- Accepted for publication 8 May 2010
- activity sampling;
- advanced practice nursing;
- nurse practitioner;
- work observation;
- work sampling
gardner g., gardner a., middleton s., della p., kain v. & doubrovsky a. (2010) The work of nurse practitioners. Journal of Advanced Nursing 66(10), 2160–2169.
Aim. This paper is a report of a study of variations in the pattern of nurse practitioner work in a range of service fields and geographical locations, across direct patient care, indirect patient care and service-related activities.
Background. The nurse practitioner role has been implemented internationally as a service reform model to improve the access and timeliness of health care. There is a substantial body of research into the nurse practitioner role and service outcomes, but scant information on the pattern of nurse practitioner work and how this is influenced by different service models.
Methods. We used work sampling methods. Data were collected between July 2008 and January 2009. Observations were recorded from a random sample of 30 nurse practitioners at 10-minute intervals in 2-hour blocks randomly generated to cover 2 weeks of work time from a sampling frame of 6 weeks.
Results. A total of 12,189 individual observations were conducted with nurse practitioners across Australia. Thirty individual activities were identified as describing nurse practitioner work, and these were distributed across three categories. Direct care accounted for 36·1% of how nurse practitioners spend their time, indirect care accounted for 32·0% and service-related activities made up 31·9%.
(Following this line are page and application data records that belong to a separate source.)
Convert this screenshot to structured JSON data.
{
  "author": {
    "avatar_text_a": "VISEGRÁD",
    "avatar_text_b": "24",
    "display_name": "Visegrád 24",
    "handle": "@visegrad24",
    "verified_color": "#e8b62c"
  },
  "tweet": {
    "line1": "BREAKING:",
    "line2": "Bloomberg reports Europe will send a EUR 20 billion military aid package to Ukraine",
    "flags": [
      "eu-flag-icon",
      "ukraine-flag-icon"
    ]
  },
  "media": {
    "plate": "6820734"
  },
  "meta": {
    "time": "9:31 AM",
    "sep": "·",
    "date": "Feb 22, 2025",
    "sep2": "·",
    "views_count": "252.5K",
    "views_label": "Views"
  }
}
Conclusion. These findings provide useful baseline data for evaluation of nurse practitioner positions and the service effect of these positions. However, the study also raises questions about the best use of nurse practitioner time and the influences of barriers to and facilitators of this model of service innovation.